Nationalisation, by contrast, could ensure that no private interests - domestic or foreign, pakeha or Maori – can section it off as their own property. Within this, it would be quite possible to protect Maori customary access for food-gathering etc. In fact the most practical way to ensure customary access for Maori is to make sure such resources stay out of private hands, including that of any iwi which might commercialise such property. The foreshore should be common land, which means national ownership, with full rights of access to everyone.
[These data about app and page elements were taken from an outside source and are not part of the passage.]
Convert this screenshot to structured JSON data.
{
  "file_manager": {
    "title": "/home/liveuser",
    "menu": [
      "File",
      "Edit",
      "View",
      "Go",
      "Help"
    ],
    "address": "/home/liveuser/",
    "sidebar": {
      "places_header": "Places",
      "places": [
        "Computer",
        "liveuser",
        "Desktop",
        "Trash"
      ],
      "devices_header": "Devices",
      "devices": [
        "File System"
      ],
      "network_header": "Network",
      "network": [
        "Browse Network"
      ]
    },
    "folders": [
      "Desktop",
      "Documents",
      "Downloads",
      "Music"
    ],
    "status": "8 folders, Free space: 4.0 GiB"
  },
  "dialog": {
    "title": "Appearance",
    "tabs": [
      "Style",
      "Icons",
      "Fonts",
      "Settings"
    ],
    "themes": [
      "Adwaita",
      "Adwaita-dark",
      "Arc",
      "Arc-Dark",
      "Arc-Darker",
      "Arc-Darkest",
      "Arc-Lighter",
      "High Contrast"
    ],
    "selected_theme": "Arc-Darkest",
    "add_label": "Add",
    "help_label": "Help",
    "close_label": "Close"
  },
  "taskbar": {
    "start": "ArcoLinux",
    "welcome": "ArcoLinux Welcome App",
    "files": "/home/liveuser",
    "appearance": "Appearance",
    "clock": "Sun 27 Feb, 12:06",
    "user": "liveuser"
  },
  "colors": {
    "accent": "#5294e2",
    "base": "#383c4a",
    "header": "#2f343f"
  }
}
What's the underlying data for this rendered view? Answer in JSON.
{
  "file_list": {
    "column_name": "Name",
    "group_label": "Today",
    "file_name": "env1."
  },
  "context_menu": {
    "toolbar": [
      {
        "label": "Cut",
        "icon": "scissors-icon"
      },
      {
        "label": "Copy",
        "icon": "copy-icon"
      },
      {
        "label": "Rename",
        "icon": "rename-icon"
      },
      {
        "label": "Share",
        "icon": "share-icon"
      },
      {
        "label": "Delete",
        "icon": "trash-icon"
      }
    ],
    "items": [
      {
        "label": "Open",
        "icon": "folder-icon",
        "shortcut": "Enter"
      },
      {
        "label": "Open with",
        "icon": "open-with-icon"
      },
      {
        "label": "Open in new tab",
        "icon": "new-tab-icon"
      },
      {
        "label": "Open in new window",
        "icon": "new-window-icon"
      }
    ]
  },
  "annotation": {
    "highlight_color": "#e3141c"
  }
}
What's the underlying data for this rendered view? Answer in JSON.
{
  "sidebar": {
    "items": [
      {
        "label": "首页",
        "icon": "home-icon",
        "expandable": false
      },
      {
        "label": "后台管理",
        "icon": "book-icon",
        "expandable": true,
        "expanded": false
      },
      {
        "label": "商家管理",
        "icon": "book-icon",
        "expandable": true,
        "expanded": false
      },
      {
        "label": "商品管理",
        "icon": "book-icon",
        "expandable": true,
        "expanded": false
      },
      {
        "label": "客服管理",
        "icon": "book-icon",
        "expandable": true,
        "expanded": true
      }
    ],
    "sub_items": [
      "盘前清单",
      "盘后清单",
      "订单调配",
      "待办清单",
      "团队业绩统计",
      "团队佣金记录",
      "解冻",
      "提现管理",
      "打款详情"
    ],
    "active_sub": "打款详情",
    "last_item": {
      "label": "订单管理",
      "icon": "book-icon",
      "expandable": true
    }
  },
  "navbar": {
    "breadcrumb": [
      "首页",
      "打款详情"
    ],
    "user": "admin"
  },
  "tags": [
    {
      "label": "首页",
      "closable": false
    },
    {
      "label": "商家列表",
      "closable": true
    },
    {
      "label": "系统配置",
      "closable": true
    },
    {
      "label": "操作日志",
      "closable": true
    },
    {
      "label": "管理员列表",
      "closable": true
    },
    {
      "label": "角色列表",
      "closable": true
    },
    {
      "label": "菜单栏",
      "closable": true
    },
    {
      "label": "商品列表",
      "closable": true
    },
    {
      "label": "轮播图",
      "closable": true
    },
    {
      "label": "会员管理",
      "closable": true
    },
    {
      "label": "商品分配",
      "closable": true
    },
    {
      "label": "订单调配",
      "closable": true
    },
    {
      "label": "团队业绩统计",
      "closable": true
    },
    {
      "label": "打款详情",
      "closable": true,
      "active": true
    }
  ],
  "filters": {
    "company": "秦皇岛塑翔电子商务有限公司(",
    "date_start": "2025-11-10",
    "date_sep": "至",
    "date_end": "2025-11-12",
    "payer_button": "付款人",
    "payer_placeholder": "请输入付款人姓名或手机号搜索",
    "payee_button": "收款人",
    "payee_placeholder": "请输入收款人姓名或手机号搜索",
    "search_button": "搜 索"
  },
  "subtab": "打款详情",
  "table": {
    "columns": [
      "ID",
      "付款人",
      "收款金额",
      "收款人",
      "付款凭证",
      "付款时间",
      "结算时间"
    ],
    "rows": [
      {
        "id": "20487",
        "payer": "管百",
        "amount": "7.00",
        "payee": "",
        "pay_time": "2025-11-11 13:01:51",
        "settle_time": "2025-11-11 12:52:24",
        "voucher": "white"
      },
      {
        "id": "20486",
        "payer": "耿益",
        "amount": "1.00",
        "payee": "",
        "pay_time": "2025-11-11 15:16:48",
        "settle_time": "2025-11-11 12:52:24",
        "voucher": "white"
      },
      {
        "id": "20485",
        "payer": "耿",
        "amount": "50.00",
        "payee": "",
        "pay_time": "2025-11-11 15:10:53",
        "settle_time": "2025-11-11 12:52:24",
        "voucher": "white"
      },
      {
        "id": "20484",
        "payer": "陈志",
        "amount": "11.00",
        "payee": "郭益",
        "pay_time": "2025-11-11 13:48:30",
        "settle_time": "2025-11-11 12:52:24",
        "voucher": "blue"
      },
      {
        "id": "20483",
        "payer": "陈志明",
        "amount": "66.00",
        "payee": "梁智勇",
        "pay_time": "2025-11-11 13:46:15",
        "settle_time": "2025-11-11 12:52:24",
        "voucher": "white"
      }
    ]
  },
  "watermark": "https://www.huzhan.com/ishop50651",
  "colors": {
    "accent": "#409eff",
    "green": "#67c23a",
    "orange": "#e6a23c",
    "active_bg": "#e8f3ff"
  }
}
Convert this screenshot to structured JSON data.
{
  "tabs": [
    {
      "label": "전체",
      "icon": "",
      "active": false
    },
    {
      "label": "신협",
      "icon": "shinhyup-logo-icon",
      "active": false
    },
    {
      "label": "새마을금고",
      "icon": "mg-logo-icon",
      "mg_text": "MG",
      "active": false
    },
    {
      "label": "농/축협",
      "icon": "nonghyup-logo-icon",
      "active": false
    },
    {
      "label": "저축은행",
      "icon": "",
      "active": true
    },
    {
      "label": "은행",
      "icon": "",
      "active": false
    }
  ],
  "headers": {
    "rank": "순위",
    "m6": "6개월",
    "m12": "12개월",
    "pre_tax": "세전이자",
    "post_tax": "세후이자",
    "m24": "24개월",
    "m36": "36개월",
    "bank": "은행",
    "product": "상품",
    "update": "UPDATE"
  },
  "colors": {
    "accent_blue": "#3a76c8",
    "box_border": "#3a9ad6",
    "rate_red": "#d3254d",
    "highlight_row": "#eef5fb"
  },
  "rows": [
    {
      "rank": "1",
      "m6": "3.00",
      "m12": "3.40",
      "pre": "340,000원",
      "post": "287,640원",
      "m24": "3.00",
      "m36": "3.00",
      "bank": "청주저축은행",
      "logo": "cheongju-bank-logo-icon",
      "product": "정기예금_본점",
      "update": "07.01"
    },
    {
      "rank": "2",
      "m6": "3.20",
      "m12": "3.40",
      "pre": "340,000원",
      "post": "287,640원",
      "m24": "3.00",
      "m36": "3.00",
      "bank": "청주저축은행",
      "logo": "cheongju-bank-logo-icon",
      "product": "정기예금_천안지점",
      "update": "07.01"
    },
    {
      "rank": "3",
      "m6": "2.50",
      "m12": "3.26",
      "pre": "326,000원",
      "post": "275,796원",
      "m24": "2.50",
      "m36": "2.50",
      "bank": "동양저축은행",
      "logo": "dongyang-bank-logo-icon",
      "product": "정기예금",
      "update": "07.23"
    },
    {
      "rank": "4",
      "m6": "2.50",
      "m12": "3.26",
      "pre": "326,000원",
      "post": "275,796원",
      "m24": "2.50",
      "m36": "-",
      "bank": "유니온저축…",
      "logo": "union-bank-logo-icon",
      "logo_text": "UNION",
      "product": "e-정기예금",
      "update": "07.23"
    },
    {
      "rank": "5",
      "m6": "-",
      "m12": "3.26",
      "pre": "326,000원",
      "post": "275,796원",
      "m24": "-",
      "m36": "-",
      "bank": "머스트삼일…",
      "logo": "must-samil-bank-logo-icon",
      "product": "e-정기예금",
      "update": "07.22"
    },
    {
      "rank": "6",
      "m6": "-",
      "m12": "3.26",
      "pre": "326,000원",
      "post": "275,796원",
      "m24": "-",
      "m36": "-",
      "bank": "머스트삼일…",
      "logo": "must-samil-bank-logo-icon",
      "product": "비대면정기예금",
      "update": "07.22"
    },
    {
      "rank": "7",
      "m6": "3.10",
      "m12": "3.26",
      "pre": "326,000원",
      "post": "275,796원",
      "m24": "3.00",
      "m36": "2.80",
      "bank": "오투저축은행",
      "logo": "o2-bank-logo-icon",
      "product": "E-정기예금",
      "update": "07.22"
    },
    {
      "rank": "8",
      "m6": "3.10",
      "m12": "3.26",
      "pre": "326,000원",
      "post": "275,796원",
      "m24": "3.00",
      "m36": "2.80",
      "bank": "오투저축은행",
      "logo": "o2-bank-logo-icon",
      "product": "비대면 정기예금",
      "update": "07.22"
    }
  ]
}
What has been evident in this debate is Labour’s cynicism. They encouraged people to think there was a chance of iwi ownership of the foreshore, then snatched it away, after a ‘consultation process’, which was actually a sham as Labour was never going to hand the foreshore over anyway. This kind of cynical manoeuvring actually helps deepen racialised divisions.
In supporting nationalisation, the left also needs to highlight the hypocrisy of the National Party, with its ‘one standard of citizenship for all’. Such slogans might be a good idea, but the parties of the right have no intention of implementing such standards. To highlight this, we should call for any nationalisation of the foreshore to extend to individual private (pakeha) owned parts of the foreshore and beaches – which is a move that National and the other parties of the right would never support. Furthermore, the left also needs to challenge the right of property owners to block access to all beaches and waterways. A recent land access report showed that at least 30 percent of land adjoining water is in private ownership. The Queen’s chain is therefore a myth, and in fact during the mid-1990s the last National Government attempted to erode the Queen’s chain even further.
The call for land nationalisation is useful in that it raises issues of socialism, working class unity against racism and economic exploitation and also allows the left to turn their fire on big private landowners rather than on Maori. Genuine radicals should be working to improve the social statistics of Maori and organise the redistribution of resources on the basis of need, not on the basis of what an elite layer of Maori and pakeha want for themselves.